=== Section Start ===

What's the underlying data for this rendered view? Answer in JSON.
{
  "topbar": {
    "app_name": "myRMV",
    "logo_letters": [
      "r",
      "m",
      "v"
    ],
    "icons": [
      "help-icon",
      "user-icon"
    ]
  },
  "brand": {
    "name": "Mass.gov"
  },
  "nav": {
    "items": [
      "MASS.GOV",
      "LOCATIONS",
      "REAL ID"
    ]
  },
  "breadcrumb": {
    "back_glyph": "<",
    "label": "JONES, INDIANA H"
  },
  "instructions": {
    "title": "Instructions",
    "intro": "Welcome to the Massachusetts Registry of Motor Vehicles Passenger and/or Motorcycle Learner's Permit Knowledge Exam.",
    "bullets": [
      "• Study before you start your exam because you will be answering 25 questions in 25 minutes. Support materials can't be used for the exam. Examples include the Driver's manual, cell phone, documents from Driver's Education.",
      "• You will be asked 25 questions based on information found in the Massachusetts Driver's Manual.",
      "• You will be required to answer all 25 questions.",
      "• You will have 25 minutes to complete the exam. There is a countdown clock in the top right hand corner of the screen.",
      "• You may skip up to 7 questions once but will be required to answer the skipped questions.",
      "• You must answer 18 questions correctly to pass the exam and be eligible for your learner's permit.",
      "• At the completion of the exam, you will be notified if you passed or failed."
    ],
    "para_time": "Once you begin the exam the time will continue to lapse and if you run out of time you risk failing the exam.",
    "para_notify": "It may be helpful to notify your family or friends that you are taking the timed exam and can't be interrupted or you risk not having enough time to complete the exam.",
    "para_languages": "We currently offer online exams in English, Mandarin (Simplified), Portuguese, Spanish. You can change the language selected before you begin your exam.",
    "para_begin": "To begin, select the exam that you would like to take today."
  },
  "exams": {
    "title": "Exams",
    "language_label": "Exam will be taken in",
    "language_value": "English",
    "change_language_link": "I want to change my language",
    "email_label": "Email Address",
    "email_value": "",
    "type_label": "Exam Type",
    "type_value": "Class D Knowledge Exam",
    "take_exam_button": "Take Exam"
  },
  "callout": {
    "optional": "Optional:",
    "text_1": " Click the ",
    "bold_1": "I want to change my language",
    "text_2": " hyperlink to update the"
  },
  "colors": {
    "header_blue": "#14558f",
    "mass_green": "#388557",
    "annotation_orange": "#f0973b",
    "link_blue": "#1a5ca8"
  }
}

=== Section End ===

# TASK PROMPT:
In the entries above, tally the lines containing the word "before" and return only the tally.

# ANSWER BELOW:
2